Data extract:
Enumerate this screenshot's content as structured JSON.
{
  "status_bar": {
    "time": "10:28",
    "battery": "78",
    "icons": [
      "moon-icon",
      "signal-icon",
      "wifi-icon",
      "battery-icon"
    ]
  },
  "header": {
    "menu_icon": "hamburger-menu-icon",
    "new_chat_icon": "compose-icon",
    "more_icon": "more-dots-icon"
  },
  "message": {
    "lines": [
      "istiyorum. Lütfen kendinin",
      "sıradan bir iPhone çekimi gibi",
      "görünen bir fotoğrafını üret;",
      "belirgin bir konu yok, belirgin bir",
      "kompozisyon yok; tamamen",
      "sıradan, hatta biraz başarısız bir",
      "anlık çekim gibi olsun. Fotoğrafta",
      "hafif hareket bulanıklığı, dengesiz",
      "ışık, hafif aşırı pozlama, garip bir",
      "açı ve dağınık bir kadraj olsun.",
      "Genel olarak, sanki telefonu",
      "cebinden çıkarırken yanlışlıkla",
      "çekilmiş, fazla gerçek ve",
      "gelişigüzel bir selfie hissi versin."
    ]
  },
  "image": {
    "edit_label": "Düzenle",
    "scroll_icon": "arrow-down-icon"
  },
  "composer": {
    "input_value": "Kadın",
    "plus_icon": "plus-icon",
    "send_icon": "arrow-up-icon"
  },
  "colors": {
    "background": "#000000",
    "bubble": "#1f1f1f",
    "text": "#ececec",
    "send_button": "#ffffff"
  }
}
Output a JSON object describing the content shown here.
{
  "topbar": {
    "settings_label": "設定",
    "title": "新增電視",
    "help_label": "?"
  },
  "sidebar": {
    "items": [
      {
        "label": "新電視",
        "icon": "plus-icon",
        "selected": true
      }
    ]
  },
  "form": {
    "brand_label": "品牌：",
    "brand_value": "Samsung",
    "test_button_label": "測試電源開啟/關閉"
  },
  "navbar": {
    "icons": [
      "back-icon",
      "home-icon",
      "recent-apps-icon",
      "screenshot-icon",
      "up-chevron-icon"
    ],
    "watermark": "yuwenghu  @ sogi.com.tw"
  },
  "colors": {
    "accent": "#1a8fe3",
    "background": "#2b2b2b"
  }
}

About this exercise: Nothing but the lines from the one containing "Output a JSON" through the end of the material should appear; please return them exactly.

Written response:
Output a JSON object describing the content shown here.
{
  "topbar": {
    "settings_label": "設定",
    "title": "新增電視",
    "help_label": "?"
  },
  "sidebar": {
    "items": [
      {
        "label": "新電視",
        "icon": "plus-icon",
        "selected": true
      }
    ]
  },
  "form": {
    "brand_label": "品牌：",
    "brand_value": "Samsung",
    "test_button_label": "測試電源開啟/關閉"
  },
  "navbar": {
    "icons": [
      "back-icon",
      "home-icon",
      "recent-apps-icon",
      "screenshot-icon",
      "up-chevron-icon"
    ],
    "watermark": "yuwenghu  @ sogi.com.tw"
  },
  "colors": {
    "accent": "#1a8fe3",
    "background": "#2b2b2b"
  }
}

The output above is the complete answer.